(Page and application data records)
▶

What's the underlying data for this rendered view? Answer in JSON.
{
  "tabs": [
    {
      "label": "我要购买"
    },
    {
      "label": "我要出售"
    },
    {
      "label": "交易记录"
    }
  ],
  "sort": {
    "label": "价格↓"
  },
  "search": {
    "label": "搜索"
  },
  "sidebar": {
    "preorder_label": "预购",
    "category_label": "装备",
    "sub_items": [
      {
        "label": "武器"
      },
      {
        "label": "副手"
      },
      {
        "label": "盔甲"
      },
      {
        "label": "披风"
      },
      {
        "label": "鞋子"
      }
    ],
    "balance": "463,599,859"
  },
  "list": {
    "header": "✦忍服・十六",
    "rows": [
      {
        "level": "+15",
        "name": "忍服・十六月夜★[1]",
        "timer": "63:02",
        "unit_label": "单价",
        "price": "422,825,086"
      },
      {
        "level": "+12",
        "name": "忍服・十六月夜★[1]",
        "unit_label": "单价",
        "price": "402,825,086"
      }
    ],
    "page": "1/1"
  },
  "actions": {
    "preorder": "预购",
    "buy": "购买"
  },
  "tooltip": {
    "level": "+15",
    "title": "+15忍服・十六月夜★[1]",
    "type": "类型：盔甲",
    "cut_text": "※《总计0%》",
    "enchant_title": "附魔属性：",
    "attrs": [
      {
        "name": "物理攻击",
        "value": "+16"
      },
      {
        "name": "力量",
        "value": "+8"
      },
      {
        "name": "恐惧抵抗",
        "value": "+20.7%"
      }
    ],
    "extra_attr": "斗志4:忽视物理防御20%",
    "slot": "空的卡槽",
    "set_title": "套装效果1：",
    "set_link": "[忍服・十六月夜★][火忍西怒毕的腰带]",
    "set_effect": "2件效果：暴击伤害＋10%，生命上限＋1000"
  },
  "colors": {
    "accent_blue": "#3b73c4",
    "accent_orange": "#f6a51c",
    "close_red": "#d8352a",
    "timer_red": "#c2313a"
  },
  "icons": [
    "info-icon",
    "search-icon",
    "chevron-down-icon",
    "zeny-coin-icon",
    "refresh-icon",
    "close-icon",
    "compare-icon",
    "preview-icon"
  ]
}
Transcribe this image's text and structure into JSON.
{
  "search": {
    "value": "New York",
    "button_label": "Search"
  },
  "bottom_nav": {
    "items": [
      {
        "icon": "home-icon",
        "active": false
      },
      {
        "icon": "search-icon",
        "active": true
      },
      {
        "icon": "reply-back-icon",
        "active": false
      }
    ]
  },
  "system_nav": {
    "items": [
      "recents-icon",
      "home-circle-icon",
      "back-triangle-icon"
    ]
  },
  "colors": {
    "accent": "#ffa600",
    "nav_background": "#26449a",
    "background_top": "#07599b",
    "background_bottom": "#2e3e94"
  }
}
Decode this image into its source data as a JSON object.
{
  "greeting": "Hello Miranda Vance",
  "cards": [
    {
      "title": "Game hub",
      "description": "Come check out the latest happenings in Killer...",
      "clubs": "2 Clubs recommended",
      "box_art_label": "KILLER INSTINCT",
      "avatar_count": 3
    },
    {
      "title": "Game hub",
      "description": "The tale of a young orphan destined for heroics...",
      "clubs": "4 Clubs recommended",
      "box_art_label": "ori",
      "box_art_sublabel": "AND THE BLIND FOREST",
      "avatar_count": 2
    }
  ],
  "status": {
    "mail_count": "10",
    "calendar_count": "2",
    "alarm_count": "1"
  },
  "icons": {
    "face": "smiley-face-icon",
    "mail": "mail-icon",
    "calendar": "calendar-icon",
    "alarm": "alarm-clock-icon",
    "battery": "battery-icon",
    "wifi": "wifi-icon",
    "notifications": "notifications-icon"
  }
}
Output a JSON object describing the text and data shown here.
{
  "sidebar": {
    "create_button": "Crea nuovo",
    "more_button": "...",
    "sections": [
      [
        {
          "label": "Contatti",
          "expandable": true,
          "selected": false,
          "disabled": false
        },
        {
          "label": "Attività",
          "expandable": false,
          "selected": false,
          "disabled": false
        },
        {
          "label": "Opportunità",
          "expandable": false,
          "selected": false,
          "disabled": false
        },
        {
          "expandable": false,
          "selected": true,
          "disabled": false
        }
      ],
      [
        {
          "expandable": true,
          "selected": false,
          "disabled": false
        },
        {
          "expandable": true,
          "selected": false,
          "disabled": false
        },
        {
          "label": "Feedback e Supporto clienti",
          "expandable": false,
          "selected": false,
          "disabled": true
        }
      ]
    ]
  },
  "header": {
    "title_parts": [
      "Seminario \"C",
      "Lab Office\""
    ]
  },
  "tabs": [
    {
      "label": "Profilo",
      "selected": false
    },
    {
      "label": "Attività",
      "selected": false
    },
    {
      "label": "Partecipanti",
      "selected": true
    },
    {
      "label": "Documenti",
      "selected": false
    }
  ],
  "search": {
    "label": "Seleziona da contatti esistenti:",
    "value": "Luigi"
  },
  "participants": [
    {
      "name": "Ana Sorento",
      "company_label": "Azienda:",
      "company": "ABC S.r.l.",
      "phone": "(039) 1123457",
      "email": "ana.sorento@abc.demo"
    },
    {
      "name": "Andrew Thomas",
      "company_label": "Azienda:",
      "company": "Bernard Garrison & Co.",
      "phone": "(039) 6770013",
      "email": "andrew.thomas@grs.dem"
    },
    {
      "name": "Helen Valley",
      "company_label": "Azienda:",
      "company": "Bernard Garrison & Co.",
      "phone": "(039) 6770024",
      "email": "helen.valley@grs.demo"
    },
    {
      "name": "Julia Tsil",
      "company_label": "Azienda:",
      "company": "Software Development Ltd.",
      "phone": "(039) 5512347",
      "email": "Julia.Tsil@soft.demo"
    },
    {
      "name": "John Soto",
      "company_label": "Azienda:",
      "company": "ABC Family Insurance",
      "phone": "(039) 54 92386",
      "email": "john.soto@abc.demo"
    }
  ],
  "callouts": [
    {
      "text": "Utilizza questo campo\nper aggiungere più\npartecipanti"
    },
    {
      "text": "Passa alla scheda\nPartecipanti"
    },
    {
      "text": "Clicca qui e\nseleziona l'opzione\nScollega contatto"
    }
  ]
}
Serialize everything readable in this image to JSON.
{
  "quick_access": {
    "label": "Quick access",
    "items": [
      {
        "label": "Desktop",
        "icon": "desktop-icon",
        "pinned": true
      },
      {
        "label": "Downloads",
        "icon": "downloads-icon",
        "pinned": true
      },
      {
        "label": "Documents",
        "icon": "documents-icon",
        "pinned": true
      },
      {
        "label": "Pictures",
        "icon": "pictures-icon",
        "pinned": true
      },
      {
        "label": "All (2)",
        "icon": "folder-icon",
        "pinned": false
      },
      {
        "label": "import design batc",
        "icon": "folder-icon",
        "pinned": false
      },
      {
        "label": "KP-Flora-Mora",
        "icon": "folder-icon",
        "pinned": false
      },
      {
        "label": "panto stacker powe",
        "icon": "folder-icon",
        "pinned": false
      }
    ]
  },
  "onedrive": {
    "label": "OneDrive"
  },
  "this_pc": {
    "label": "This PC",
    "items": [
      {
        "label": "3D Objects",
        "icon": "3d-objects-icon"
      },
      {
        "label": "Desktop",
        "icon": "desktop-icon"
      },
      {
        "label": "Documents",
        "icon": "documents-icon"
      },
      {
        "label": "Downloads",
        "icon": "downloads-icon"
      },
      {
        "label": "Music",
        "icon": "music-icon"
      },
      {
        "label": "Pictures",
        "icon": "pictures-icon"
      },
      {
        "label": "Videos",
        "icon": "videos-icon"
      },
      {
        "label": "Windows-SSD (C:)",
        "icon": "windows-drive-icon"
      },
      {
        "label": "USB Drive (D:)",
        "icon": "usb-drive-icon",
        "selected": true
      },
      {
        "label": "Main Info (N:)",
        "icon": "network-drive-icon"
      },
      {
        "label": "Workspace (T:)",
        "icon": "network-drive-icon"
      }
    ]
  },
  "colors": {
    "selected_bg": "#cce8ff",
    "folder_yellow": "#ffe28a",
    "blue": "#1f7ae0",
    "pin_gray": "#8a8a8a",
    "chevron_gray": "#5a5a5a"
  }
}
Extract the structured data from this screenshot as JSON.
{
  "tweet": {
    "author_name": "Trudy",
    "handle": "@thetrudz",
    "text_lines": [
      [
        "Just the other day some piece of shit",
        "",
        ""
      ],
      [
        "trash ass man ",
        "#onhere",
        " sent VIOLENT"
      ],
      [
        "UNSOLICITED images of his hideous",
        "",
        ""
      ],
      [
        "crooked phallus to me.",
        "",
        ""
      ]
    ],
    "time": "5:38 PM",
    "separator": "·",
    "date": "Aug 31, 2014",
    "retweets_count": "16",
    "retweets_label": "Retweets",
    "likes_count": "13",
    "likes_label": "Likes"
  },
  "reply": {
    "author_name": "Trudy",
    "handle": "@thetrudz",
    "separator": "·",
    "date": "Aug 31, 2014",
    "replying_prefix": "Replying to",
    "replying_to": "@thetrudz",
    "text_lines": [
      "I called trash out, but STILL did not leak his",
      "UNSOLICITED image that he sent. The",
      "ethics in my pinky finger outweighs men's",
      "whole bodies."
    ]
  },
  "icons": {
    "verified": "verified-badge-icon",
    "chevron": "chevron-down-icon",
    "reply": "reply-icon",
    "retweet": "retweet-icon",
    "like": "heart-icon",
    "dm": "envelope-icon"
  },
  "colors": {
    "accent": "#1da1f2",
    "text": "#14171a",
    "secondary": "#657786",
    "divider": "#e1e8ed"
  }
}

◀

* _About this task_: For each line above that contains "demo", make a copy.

* _Task response_:
      "email": "ana.sorento@abc.demo"
      "email": "helen.valley@grs.demo"
      "email": "Julia.Tsil@soft.demo"
      "email": "john.soto@abc.demo"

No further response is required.